Stretched out in his coffin, with the folded flag of a soldier and his 30 plus medals that he never showed anyone until the year before his death, family and friends gathered in a small wooden chapel to say their goodbye's to the the empty body that once contained this wounded warrior.  I searched the room as ancient faces from my past reminded me of my own humble beginnings.  The part time pastor, and full time farmer, dressed in blue jean overalls, white oxford shirt and a thin black tie, delivered a simple, humble and loving eulogy.  His peaceful presence covered the grief in the room like a soothing balm on sunburned skin.  Death, always Ralph's closest companion, finally freed him of his self-inflicted prison.  

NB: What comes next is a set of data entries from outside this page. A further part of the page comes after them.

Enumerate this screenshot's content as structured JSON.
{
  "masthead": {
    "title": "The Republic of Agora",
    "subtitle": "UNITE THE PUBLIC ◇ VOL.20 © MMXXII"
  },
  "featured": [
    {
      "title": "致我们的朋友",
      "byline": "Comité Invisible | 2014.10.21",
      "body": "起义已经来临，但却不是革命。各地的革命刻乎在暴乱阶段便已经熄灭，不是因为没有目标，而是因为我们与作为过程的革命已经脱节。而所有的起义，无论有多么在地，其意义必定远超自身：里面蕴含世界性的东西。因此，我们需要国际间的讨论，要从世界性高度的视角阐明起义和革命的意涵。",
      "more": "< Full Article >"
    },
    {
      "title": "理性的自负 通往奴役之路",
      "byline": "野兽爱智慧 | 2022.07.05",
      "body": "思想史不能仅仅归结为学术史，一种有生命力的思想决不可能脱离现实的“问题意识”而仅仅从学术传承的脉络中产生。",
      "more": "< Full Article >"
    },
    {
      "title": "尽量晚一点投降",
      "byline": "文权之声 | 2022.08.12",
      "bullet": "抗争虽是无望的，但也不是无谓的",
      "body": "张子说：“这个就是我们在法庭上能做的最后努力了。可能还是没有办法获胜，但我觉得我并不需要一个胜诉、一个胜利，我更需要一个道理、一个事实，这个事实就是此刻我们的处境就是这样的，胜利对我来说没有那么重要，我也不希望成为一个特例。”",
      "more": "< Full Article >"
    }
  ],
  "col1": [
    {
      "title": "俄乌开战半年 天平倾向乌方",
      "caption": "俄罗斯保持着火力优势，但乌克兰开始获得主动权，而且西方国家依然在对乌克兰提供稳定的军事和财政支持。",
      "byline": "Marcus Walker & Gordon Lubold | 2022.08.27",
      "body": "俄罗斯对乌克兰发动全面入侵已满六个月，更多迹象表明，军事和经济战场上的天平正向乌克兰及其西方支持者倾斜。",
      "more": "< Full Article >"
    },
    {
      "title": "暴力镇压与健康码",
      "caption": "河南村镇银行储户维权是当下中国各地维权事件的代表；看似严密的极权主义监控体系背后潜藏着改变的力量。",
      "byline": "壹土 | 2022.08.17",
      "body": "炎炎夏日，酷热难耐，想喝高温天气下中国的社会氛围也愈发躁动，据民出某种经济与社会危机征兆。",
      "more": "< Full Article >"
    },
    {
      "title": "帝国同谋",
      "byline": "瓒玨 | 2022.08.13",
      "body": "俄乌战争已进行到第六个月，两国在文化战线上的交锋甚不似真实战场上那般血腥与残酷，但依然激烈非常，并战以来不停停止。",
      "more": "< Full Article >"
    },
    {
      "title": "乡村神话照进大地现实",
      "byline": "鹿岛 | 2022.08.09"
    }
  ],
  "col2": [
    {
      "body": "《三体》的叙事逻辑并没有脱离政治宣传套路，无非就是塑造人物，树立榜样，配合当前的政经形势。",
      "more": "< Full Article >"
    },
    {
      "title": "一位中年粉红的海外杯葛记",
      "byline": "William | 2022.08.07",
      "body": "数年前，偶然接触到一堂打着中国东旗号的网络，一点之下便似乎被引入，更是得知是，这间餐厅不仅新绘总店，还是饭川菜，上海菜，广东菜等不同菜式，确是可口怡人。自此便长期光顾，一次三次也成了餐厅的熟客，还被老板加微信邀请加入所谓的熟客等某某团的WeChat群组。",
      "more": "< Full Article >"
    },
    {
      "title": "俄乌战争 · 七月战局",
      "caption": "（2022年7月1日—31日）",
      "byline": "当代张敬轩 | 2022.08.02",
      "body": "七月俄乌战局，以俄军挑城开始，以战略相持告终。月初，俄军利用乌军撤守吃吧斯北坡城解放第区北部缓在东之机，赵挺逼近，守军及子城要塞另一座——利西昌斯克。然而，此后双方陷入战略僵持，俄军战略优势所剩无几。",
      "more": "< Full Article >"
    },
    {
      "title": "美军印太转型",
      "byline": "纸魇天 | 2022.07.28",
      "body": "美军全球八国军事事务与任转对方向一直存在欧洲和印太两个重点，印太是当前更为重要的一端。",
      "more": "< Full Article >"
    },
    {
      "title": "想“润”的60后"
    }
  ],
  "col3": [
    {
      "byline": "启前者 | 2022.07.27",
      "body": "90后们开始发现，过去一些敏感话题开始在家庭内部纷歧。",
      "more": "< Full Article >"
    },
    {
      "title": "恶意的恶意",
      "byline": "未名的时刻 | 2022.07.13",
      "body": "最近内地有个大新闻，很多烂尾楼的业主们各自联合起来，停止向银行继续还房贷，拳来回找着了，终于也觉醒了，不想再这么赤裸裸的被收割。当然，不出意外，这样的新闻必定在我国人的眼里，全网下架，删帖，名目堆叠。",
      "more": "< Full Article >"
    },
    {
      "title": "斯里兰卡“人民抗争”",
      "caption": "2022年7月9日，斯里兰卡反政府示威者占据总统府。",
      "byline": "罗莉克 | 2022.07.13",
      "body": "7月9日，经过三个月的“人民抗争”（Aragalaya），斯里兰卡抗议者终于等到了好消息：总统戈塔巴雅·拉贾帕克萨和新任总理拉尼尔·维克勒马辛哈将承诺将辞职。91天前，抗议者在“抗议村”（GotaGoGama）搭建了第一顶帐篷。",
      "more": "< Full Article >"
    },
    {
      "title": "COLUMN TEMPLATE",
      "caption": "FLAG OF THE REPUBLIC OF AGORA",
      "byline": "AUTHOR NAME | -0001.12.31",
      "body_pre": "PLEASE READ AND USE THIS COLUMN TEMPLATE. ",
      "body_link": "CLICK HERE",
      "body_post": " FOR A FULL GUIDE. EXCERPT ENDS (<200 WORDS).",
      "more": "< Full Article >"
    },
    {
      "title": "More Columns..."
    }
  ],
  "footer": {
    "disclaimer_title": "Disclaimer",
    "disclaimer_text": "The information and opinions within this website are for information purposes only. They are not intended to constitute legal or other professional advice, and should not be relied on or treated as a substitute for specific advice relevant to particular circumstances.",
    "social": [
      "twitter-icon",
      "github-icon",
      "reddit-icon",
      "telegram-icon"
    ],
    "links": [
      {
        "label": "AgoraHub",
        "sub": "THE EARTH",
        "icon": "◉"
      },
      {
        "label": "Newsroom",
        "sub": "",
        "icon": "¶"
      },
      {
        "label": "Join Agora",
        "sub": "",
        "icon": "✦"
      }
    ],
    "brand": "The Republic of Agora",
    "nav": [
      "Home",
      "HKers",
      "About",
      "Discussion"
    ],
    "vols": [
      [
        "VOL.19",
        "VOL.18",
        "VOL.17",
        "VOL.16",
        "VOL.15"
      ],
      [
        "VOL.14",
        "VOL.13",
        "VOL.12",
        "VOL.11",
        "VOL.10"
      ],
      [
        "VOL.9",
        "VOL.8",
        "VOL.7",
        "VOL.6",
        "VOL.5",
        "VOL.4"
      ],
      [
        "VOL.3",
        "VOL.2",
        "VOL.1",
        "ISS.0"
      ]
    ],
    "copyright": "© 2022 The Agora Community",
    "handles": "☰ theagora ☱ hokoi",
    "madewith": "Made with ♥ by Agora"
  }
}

The procession made the nine mile journey from the Chapel at Wayne City, passed Simms, where my family took roots in the early 1800's and finally to the burial ground at Fairfield.  During that silent trip, wind caressing me like a mother's embrace, I was reminded of my particular brand of America.  Every car, truck, semi pulled over in respect.  As we passed the farmers in their fields, busy harvesting corn, they stopped their tractors and stood erect with their hats over their hearts in respect.  I was moved to tears as I remembered my roots and why I am who I am today.

Finally, as we arrived at the cemetery, I sat down at the grave site, my seat nearly on top of the grave that holds my mother and father, with my Uncle Oran (92), my Aunt Toots (85) and my Aunt Short (81), the last of my father's clan.  The honor guard rifles pierced the silence and made my aunt's shudder with their violence.  The men remained stoic as men from Southern Illinois do so well.  It took the sound of the bugle playing taps to melt the hearts of the old warriors, reducing them to crying babies as their souls were cleansed with their own tears.

Grace came down and replaced Death that sunny Wednesday afternoon in Southern Illinois.

Sir Hook, who after Oran is next in line, of Warrick